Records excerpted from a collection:
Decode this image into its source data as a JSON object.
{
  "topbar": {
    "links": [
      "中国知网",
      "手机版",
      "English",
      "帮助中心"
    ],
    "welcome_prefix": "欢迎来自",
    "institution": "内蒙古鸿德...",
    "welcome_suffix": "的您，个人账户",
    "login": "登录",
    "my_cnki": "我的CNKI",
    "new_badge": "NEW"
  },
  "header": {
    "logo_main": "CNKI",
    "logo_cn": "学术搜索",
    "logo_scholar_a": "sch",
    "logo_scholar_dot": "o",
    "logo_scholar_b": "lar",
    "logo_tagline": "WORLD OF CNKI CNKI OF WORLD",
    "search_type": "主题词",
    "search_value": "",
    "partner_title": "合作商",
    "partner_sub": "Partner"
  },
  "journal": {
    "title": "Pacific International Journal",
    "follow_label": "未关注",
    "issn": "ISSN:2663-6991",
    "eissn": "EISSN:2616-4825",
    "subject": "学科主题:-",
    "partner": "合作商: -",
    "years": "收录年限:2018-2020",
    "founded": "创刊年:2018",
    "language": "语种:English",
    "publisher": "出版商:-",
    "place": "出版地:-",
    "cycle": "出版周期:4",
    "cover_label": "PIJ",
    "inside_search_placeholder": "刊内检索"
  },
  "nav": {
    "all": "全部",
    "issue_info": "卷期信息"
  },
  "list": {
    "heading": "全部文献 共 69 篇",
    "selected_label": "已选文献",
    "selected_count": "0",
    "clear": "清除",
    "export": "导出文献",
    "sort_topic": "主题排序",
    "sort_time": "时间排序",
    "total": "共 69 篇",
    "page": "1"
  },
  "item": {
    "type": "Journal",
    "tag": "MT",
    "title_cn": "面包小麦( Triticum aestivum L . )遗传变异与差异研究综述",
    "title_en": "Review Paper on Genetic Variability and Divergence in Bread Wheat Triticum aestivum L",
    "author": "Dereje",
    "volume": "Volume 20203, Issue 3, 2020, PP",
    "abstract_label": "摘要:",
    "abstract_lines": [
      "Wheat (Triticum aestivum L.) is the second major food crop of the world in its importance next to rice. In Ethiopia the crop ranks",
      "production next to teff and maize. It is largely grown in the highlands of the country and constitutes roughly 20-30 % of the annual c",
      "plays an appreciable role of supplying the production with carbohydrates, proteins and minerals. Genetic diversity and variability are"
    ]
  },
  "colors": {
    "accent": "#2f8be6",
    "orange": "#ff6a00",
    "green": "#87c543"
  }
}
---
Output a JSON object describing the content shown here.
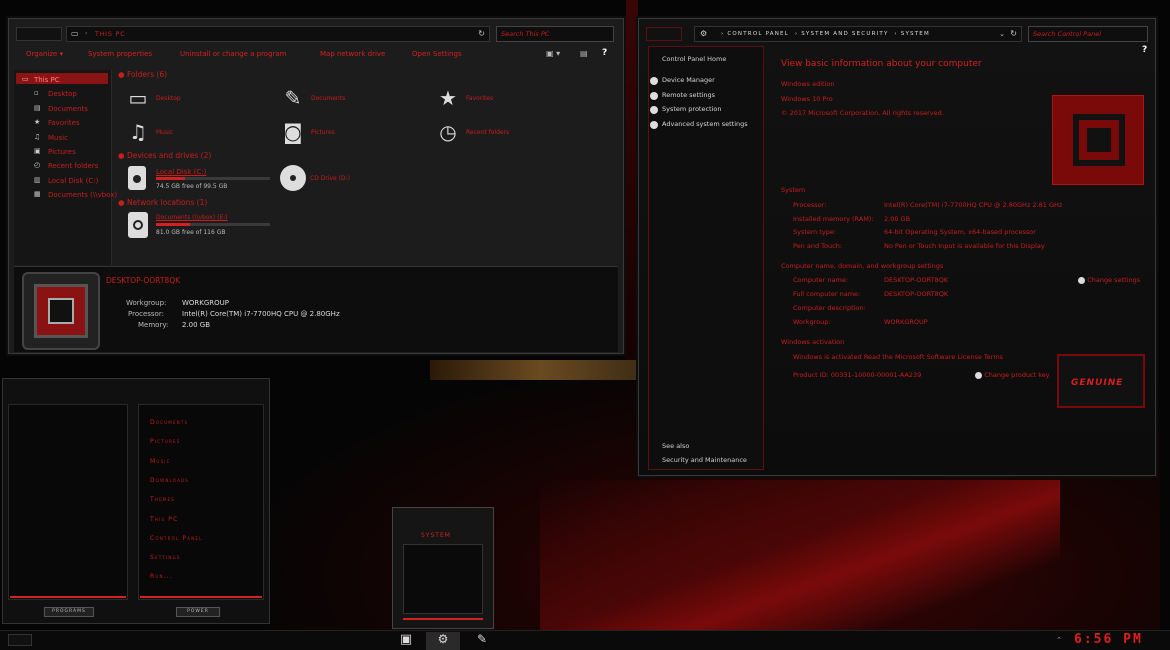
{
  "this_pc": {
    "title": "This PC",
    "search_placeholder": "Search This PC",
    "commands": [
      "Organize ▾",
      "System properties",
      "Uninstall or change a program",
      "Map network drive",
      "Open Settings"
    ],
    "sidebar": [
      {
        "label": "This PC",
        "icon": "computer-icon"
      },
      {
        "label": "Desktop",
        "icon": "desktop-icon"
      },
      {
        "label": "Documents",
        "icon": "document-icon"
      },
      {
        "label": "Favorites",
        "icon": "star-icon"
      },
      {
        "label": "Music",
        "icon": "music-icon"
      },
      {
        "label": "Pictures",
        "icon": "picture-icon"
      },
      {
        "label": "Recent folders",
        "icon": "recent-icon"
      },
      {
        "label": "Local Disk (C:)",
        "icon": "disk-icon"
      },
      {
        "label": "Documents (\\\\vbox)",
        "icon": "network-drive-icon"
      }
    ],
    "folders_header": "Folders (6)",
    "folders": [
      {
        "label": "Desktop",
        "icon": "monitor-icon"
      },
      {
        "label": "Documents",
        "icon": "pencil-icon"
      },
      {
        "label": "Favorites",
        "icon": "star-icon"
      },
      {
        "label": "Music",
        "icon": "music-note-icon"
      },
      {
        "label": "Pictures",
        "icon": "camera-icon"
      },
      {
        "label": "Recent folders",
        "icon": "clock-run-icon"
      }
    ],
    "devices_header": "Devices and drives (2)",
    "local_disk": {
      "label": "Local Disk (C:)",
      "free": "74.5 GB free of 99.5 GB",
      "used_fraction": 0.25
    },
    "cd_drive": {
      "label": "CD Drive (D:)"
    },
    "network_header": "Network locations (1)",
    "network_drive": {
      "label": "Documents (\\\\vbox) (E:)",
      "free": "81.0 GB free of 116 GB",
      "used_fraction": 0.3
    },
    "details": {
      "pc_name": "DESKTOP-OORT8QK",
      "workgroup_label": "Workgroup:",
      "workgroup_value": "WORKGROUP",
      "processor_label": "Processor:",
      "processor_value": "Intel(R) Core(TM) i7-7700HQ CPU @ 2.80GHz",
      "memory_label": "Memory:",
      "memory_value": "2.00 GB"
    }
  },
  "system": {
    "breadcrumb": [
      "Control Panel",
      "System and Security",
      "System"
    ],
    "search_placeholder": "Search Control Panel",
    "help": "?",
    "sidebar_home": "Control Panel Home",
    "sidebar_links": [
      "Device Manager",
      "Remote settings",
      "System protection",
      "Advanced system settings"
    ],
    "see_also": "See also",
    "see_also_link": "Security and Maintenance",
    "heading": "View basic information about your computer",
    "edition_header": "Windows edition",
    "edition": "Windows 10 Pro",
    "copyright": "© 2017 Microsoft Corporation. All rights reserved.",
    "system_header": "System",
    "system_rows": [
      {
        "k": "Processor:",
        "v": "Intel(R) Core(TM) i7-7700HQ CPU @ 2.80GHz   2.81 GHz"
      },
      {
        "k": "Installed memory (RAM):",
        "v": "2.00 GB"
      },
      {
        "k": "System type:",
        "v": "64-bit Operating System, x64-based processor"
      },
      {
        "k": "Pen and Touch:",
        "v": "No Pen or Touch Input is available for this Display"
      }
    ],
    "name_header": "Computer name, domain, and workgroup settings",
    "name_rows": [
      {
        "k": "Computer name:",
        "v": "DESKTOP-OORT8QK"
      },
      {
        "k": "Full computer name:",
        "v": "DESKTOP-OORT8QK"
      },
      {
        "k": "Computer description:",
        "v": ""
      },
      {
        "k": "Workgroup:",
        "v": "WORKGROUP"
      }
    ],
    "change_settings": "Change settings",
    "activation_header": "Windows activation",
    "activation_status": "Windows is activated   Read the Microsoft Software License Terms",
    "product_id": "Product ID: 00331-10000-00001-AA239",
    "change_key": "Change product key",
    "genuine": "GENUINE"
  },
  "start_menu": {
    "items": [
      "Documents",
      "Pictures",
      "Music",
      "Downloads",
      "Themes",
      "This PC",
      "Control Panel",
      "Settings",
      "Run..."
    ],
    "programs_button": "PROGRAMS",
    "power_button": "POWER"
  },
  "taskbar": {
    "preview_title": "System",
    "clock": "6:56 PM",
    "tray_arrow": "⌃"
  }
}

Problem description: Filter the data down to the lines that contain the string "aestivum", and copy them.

Problem solution:
    "title_cn": "面包小麦( Triticum aestivum L . )遗传变异与差异研究综述",
    "title_en": "Review Paper on Genetic Variability and Divergence in Bread Wheat Triticum aestivum L",
      "Wheat (Triticum aestivum L.) is the second major food crop of the world in its importance next to rice. In Ethiopia the crop ranks",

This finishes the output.